◆ Task:
Take each line of the records below that contains the string "document" and copy it.

==============================

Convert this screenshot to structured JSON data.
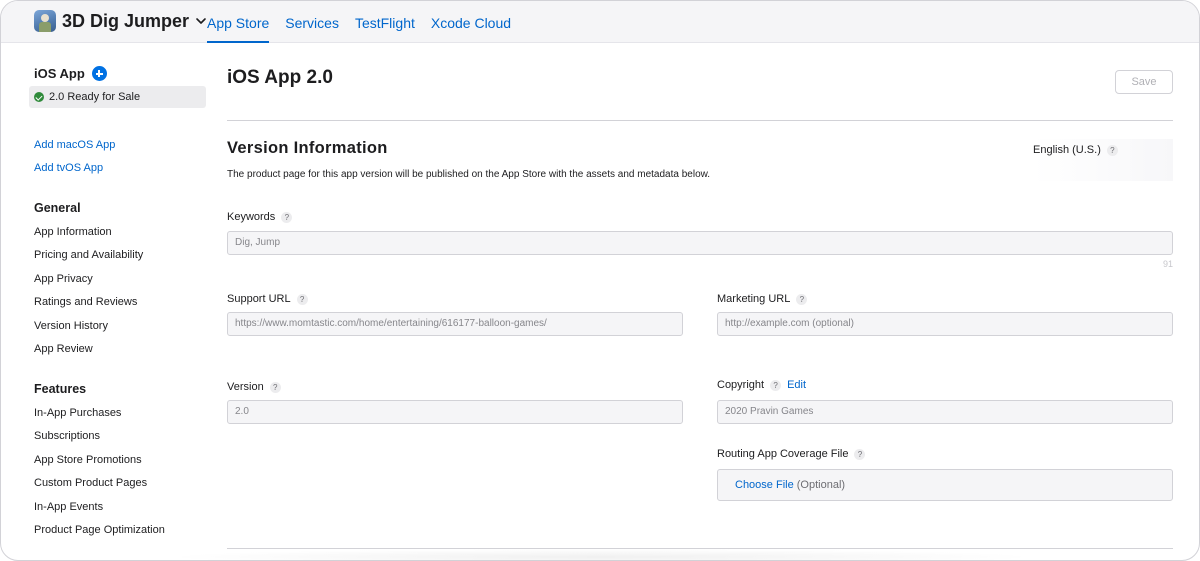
{
  "app": {
    "name": "3D Dig Jumper",
    "icon": "game-app-icon"
  },
  "topnav": [
    {
      "label": "App Store",
      "active": true
    },
    {
      "label": "Services",
      "active": false
    },
    {
      "label": "TestFlight",
      "active": false
    },
    {
      "label": "Xcode Cloud",
      "active": false
    }
  ],
  "sidebar": {
    "platform_title": "iOS App",
    "status": "2.0 Ready for Sale",
    "add_links": [
      "Add macOS App",
      "Add tvOS App"
    ],
    "general_title": "General",
    "general_items": [
      "App Information",
      "Pricing and Availability",
      "App Privacy",
      "Ratings and Reviews",
      "Version History",
      "App Review"
    ],
    "features_title": "Features",
    "features_items": [
      "In-App Purchases",
      "Subscriptions",
      "App Store Promotions",
      "Custom Product Pages",
      "In-App Events",
      "Product Page Optimization"
    ]
  },
  "main": {
    "title": "iOS App 2.0",
    "save_label": "Save",
    "section_title": "Version Information",
    "language": "English (U.S.)",
    "description": "The product page for this app version will be published on the App Store with the assets and metadata below.",
    "keywords": {
      "label": "Keywords",
      "value": "Dig, Jump",
      "remaining": "91"
    },
    "support_url": {
      "label": "Support URL",
      "value": "https://www.momtastic.com/home/entertaining/616177-balloon-games/"
    },
    "marketing_url": {
      "label": "Marketing URL",
      "placeholder": "http://example.com (optional)"
    },
    "version": {
      "label": "Version",
      "value": "2.0"
    },
    "copyright": {
      "label": "Copyright",
      "edit_label": "Edit",
      "value": "2020 Pravin Games"
    },
    "routing": {
      "label": "Routing App Coverage File",
      "choose_label": "Choose File",
      "optional_label": "(Optional)"
    },
    "help_glyph": "?"
  },
  "colors": {
    "link": "#0066cc",
    "accent": "#0071e3",
    "success": "#2f8a3a"
  }
}
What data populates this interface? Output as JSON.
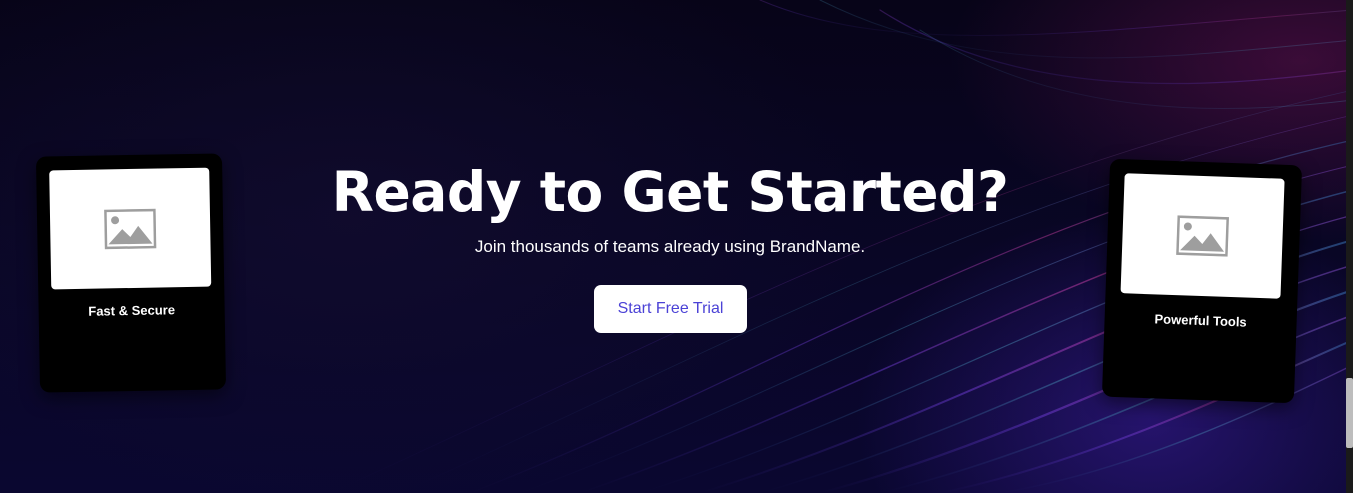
{
  "hero": {
    "title": "Ready to Get Started?",
    "subtitle": "Join thousands of teams already using BrandName.",
    "cta_label": "Start Free Trial"
  },
  "cards": [
    {
      "label": "Fast & Secure",
      "icon": "image-placeholder-icon"
    },
    {
      "label": "Powerful Tools",
      "icon": "image-placeholder-icon"
    }
  ],
  "colors": {
    "background": "#06041a",
    "cta_text": "#4b42d6",
    "card_background": "#000000"
  }
}
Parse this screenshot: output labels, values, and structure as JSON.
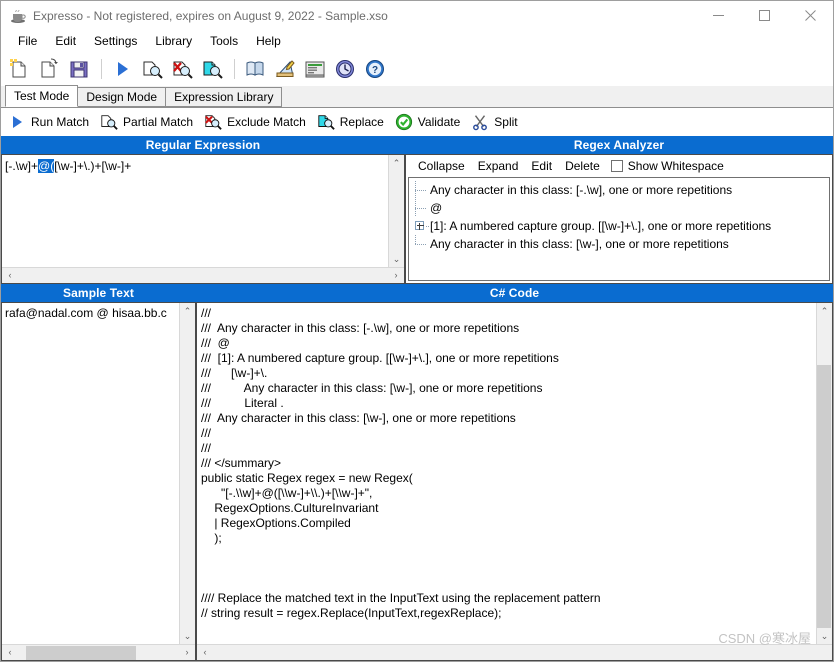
{
  "window": {
    "title": "Expresso - Not registered, expires on August 9, 2022 - Sample.xso",
    "icon": "app-coffee-icon",
    "minimize": "–",
    "maximize": "□",
    "close": "✕"
  },
  "menu": {
    "items": [
      {
        "label": "File"
      },
      {
        "label": "Edit"
      },
      {
        "label": "Settings"
      },
      {
        "label": "Library"
      },
      {
        "label": "Tools"
      },
      {
        "label": "Help"
      }
    ]
  },
  "toolbar": {
    "buttons": [
      {
        "name": "new-document-icon",
        "title": "New"
      },
      {
        "name": "open-document-icon",
        "title": "Open"
      },
      {
        "name": "save-icon",
        "title": "Save"
      },
      {
        "name": "run-match-icon",
        "title": "Run Match"
      },
      {
        "name": "partial-match-icon",
        "title": "Partial Match"
      },
      {
        "name": "exclude-match-icon",
        "title": "Exclude Match"
      },
      {
        "name": "replace-icon",
        "title": "Replace"
      },
      {
        "name": "library-icon",
        "title": "Library"
      },
      {
        "name": "design-icon",
        "title": "Design"
      },
      {
        "name": "report-icon",
        "title": "Report"
      },
      {
        "name": "history-icon",
        "title": "History"
      },
      {
        "name": "help-icon",
        "title": "Help"
      }
    ]
  },
  "tabs": {
    "items": [
      {
        "label": "Test Mode",
        "active": true
      },
      {
        "label": "Design Mode",
        "active": false
      },
      {
        "label": "Expression Library",
        "active": false
      }
    ]
  },
  "actions": {
    "items": [
      {
        "label": "Run Match",
        "icon": "play-triangle-icon"
      },
      {
        "label": "Partial Match",
        "icon": "partial-match-icon"
      },
      {
        "label": "Exclude Match",
        "icon": "exclude-match-icon"
      },
      {
        "label": "Replace",
        "icon": "replace-icon"
      },
      {
        "label": "Validate",
        "icon": "validate-check-icon"
      },
      {
        "label": "Split",
        "icon": "scissors-icon"
      }
    ]
  },
  "regex_panel": {
    "title": "Regular Expression",
    "before": "[-.\\w]+",
    "selected": "@(",
    "after": "[\\w-]+\\.)+[\\w-]+"
  },
  "analyzer_panel": {
    "title": "Regex Analyzer",
    "toolbar": {
      "collapse": "Collapse",
      "expand": "Expand",
      "edit": "Edit",
      "delete": "Delete",
      "show_whitespace": "Show Whitespace",
      "show_whitespace_checked": false
    },
    "tree": [
      {
        "text": "Any character in this class: [-.\\w], one or more repetitions",
        "expander": false,
        "last": false
      },
      {
        "text": "@",
        "expander": false,
        "last": false
      },
      {
        "text": "[1]: A numbered capture group. [[\\w-]+\\.], one or more repetitions",
        "expander": true,
        "last": false
      },
      {
        "text": "Any character in this class: [\\w-], one or more repetitions",
        "expander": false,
        "last": true
      }
    ]
  },
  "sample_panel": {
    "title": "Sample Text",
    "text": "rafa@nadal.com @ hisaa.bb.c"
  },
  "code_panel": {
    "title": "C# Code",
    "lines": [
      "///",
      "///  Any character in this class: [-.\\w], one or more repetitions",
      "///  @",
      "///  [1]: A numbered capture group. [[\\w-]+\\.], one or more repetitions",
      "///      [\\w-]+\\.",
      "///          Any character in this class: [\\w-], one or more repetitions",
      "///          Literal .",
      "///  Any character in this class: [\\w-], one or more repetitions",
      "///",
      "///",
      "/// </summary>",
      "public static Regex regex = new Regex(",
      "      \"[-.\\\\w]+@([\\\\w-]+\\\\.)+[\\\\w-]+\",",
      "    RegexOptions.CultureInvariant",
      "    | RegexOptions.Compiled",
      "    );",
      "",
      "",
      "",
      "//// Replace the matched text in the InputText using the replacement pattern",
      "// string result = regex.Replace(InputText,regexReplace);"
    ]
  },
  "scroll": {
    "up": "⌃",
    "down": "⌄",
    "left": "‹",
    "right": "›"
  },
  "watermark": "CSDN @寒冰屋",
  "colors": {
    "panel_header": "#0a6cd0",
    "selection": "#0a6cd0",
    "window_bg": "#ffffff"
  }
}
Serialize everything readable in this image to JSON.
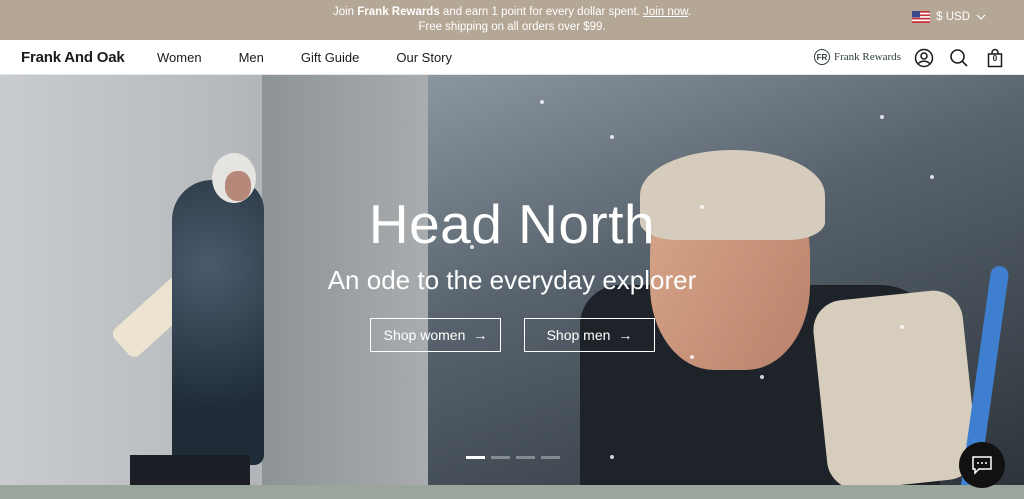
{
  "announcement": {
    "pre": "Join ",
    "brand": "Frank Rewards",
    "mid": " and earn 1 point for every dollar spent. ",
    "link": "Join now",
    "end": ".",
    "shipping": "Free shipping on all orders over $99."
  },
  "currency": {
    "label": "$ USD"
  },
  "nav": {
    "brand": "Frank And Oak",
    "links": [
      "Women",
      "Men",
      "Gift Guide",
      "Our Story"
    ],
    "rewards": {
      "badge": "FR",
      "label": "Frank Rewards"
    },
    "bag_count": "0"
  },
  "hero": {
    "title": "Head North",
    "subtitle": "An ode to the everyday explorer",
    "cta_women": "Shop women",
    "cta_men": "Shop men",
    "arrow": "→",
    "slides": 4,
    "active_slide": 1
  },
  "icons": [
    "us-flag-icon",
    "chevron-down-icon",
    "account-icon",
    "search-icon",
    "bag-icon",
    "chat-icon"
  ],
  "colors": {
    "announce_bg": "#b4a796",
    "strip": "#9aa59c",
    "chat_bg": "#111111"
  }
}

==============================

◆ Solved problem:
        "name": "new-document-icon",
        "name": "open-document-icon",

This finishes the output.